CITES publishes proposals for CoP18
On January 4, 2019, the CITES Secretariat published 57 proposals to amend the list of species subject to CITES regulations submitted by the CITES member states. The Stiftung für das Tier im Recht (TIR) keeps track of the activities of the CITES bodies and promotes the best possible protection for all animals.
January 18, 2019
The 57 applications submitted by the member states with proposals to amend the conservation status of animal and plant species have been published on the CITES website. The contracting parties now have time until mid March to submit their comments on the proposals. At the Conference of the Parties (CoP18), which will be held in Colombo, Sri Lanka, from May 23 to June 3 this year, the parties will decide whether to accept or reject the applications. The conference of the parties is held every three years and is the main decision-making body of CITES.
Many of the proposals sought to strengthen protection for certain species: Several countries have requested that various Appendix II species be reclassified to Appendix I. Others called for an inclusion of species not yet protected by CITES, like giraffes. Israel even went so far as to propose the inclusion of an extinct animal, the mammoth, which would be an absolute novelty in the history of CITES. Trade in mammoth ivory has not yet been restricted, so that there have been repeated attempts to smuggle illegal elephant ivory as mammoth ivory into the legal market. The idea is to curb the illicit ivory trade by including the mammoth in CITES Appendix II.
Remarkably, there were a number of proposals to protect exotic species that have become popular as pets, including various gecko, salamander, turtle, newt, and frog species. Exotic pets are also becoming increasingly sought-after in Switzerland. The proposals submitted clearly show that satisfying the demand for exotic pets has a major impact on the native populations of these animals and can lead to population decimation. Keeping exotic animals as pets poses a threat to species conservation and is also an animal welfare issue, as specific, in-depth knowledge is required for the species-appropriate care of exotic animals. Also, it is often particularly difficult to recognize symptoms of pain and suffering in reptiles, amphibians, and fish. In addition, capture, transport and temporary housing all cause the animals great distress, if they even survive.
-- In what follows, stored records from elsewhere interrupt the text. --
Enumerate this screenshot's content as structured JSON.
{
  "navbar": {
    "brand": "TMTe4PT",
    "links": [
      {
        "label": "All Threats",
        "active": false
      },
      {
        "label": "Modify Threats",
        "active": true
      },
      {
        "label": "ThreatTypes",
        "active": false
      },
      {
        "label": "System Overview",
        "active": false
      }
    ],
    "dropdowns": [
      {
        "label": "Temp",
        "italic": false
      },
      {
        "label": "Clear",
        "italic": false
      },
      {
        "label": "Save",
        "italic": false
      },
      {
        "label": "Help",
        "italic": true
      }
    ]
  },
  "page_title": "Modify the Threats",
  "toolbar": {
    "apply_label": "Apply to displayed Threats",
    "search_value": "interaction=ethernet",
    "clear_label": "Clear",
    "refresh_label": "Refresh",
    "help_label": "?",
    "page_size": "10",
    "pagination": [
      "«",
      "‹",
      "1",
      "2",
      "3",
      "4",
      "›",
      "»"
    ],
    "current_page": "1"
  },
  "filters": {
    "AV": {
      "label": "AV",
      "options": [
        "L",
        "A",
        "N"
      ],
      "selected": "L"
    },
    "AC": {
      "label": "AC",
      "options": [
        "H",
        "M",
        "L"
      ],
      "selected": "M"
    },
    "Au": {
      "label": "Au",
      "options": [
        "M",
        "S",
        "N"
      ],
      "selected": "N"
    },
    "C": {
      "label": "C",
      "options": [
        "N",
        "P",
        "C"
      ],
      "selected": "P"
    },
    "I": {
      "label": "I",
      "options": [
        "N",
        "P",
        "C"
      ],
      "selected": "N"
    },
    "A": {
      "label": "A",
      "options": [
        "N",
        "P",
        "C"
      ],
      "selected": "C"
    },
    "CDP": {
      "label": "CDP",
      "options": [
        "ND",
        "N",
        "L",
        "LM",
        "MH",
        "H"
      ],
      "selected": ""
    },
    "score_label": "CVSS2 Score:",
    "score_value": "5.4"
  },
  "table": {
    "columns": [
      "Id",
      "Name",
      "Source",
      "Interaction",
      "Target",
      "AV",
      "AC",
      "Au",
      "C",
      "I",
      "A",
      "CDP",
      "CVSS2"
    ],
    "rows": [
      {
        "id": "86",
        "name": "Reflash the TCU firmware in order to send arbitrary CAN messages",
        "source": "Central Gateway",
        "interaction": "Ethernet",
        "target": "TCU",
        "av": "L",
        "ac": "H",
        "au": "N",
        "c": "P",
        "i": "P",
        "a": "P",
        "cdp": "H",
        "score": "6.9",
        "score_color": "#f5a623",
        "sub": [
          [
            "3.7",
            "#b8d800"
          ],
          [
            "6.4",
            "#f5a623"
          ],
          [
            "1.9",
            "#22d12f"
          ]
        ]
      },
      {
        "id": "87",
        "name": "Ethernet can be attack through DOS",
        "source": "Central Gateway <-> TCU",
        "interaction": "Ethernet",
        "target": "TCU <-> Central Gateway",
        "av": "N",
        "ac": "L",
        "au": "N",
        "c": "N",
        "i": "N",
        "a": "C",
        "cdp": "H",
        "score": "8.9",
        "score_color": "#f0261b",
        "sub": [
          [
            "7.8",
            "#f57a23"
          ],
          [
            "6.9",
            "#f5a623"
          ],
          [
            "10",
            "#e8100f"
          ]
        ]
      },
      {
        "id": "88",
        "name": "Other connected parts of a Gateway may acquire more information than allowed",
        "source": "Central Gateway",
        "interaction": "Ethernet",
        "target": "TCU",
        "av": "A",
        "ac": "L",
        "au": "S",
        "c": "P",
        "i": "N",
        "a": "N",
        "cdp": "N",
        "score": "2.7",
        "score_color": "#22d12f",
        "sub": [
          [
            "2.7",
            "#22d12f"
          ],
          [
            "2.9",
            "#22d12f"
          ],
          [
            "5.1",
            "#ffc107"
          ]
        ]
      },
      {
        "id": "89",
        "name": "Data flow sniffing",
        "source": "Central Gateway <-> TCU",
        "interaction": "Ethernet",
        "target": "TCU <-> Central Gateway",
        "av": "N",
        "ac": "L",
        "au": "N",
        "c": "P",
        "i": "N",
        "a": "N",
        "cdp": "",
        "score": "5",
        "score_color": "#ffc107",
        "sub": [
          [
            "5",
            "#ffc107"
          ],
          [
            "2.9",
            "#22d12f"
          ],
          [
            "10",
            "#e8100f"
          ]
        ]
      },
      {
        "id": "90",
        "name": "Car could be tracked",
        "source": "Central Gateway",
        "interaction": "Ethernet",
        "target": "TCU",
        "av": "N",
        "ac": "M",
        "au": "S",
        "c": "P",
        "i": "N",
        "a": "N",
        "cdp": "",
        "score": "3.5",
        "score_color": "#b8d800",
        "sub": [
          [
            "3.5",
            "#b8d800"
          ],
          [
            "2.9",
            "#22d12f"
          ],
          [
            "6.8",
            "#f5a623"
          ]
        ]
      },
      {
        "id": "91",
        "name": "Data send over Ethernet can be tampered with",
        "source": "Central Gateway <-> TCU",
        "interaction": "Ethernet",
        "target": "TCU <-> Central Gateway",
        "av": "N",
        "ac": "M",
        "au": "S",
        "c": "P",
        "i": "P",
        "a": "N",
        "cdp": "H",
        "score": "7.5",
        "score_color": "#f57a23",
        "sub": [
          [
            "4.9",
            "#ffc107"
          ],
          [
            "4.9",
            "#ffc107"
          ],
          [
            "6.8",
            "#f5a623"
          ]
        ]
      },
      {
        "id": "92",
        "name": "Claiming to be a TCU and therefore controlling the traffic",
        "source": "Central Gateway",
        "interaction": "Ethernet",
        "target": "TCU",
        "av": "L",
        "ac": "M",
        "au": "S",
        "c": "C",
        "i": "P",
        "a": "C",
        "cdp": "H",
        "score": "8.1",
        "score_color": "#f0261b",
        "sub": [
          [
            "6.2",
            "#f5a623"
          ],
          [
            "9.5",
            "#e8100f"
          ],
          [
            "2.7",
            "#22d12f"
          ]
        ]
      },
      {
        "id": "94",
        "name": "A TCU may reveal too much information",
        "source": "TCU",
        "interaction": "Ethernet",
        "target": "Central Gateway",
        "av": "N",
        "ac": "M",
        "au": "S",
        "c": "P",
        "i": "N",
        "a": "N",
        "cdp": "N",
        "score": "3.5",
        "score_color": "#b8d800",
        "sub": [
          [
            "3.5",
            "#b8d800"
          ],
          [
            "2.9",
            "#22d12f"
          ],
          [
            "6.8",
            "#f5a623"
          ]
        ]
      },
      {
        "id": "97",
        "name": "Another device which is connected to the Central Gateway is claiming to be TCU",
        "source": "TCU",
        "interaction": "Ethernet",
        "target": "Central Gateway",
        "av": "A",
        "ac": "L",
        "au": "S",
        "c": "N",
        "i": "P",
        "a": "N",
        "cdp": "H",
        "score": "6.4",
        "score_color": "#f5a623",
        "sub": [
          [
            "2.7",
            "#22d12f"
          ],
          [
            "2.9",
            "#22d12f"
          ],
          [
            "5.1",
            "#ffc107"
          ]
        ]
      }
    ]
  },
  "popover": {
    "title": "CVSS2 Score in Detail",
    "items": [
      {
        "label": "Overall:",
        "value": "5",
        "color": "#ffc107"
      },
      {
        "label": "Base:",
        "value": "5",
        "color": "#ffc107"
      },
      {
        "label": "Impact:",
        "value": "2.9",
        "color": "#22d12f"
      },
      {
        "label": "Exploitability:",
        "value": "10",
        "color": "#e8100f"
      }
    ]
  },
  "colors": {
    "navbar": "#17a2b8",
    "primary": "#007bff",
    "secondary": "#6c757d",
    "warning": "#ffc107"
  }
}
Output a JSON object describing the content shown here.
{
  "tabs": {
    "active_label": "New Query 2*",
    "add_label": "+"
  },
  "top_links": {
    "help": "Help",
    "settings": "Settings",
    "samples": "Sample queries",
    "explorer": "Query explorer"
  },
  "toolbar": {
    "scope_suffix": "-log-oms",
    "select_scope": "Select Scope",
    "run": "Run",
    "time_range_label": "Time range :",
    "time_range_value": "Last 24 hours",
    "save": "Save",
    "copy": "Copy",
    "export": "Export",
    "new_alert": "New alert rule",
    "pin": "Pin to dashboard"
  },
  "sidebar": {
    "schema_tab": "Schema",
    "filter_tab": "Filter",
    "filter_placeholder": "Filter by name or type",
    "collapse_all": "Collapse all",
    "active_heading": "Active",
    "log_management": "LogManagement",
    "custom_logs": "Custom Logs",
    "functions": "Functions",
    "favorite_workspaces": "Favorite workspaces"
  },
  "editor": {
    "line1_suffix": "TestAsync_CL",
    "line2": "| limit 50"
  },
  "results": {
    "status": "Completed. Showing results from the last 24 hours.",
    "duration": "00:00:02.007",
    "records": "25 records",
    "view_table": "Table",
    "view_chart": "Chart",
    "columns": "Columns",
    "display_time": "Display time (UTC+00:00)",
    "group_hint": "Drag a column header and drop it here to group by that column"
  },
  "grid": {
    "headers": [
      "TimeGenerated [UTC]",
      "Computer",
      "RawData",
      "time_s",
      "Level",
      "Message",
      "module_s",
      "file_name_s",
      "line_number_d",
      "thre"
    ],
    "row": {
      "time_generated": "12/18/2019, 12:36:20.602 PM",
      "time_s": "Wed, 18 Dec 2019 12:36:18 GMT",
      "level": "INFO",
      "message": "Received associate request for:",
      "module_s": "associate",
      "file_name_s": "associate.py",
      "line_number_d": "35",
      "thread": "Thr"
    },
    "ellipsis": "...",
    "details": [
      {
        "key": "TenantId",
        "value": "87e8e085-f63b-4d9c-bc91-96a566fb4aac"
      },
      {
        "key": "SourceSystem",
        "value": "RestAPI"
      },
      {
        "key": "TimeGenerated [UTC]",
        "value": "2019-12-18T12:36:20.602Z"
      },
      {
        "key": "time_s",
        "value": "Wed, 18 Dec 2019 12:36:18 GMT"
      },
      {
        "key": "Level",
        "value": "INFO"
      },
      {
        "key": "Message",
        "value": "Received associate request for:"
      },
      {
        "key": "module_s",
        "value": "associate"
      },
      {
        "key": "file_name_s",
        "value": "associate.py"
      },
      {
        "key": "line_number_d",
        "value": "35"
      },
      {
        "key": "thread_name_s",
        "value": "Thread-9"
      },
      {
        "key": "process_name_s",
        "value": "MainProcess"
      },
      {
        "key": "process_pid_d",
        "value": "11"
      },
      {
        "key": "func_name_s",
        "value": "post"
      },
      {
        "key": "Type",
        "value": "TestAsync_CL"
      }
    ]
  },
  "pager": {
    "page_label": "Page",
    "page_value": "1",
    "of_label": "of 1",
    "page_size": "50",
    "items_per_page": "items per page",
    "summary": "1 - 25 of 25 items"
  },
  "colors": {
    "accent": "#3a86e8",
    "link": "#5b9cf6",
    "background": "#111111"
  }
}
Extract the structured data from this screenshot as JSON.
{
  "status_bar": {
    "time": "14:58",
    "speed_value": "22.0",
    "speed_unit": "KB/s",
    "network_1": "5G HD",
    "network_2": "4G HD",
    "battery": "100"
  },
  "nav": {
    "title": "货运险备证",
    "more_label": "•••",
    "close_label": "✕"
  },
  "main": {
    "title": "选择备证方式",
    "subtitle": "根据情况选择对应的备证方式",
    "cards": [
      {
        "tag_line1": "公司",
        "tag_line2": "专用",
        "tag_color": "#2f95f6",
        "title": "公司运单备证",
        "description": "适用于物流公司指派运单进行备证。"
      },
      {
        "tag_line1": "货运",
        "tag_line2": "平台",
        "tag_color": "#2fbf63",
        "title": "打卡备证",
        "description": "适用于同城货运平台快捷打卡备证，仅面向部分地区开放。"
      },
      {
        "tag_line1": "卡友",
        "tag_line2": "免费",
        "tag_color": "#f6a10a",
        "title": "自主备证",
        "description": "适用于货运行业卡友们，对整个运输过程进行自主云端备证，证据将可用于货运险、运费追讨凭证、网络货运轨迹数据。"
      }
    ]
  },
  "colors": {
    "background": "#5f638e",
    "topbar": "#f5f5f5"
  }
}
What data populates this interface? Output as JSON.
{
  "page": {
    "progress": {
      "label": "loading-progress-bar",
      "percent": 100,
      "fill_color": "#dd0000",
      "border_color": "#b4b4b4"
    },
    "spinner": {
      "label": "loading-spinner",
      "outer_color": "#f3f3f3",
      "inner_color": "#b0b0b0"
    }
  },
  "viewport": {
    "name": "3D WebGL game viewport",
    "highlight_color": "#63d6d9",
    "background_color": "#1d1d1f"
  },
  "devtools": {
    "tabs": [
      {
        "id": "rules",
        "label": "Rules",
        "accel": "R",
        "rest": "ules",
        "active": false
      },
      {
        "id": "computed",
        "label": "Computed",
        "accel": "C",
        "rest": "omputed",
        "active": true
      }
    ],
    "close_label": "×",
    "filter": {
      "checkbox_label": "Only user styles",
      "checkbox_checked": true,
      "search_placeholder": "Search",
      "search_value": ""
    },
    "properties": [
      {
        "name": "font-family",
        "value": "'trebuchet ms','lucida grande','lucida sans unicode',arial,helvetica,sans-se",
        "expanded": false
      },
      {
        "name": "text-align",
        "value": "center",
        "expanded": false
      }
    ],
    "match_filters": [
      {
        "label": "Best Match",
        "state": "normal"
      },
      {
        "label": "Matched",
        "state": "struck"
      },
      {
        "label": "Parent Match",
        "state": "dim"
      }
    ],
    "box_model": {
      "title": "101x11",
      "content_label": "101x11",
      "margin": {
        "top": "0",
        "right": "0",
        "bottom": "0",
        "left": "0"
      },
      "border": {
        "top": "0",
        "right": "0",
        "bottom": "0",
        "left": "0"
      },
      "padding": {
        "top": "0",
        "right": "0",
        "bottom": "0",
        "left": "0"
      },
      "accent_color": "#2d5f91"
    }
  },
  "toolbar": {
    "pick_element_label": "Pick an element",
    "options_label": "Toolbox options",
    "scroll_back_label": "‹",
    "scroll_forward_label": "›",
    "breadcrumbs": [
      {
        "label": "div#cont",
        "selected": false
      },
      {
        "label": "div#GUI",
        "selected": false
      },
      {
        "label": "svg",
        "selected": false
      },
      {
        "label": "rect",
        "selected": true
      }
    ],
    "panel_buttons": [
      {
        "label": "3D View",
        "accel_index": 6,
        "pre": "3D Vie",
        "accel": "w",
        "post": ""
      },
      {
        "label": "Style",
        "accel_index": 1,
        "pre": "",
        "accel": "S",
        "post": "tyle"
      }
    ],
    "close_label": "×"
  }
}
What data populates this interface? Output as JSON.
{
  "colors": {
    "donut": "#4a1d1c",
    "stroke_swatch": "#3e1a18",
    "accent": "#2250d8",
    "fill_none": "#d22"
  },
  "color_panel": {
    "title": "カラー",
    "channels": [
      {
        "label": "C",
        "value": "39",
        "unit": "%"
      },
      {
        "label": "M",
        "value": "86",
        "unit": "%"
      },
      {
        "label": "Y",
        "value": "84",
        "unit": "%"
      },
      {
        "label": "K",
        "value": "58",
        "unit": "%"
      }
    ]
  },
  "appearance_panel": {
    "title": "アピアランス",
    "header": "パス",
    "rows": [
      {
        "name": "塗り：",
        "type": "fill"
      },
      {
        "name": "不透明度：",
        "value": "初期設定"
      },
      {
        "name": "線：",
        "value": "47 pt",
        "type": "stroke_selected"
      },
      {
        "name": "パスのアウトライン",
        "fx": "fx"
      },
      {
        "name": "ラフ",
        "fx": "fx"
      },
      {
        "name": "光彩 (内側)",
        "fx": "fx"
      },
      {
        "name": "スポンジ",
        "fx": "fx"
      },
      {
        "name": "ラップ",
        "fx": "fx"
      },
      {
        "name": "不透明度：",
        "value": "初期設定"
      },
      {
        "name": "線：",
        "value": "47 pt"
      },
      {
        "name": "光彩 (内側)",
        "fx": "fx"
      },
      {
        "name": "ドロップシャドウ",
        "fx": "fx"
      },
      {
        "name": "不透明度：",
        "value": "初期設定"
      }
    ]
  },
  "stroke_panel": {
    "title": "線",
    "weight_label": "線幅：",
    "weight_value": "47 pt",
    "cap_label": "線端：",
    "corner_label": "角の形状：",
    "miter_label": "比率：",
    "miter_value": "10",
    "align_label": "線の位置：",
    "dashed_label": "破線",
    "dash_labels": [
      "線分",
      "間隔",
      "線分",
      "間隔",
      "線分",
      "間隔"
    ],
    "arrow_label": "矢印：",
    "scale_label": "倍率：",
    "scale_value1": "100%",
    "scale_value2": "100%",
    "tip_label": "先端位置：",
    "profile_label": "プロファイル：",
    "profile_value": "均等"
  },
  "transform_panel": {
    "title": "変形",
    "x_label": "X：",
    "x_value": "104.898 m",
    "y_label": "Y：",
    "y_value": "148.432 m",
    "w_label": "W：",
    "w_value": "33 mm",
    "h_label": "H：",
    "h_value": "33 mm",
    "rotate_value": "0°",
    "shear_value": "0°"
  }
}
TIR is also addressing the problems associated with the exotic pet trade as part of its "International Wildlife Project". It therefore welcomes the proposals by the member states to increase protection for such species and hopes, they will be adopted at the CoP18. TIR will continue to keep close track of the activities of the CITES bodies and is committed to seeing that as many animal species as possible benefit from CITES protection and that animal welfare aspects are also taken into account in the future.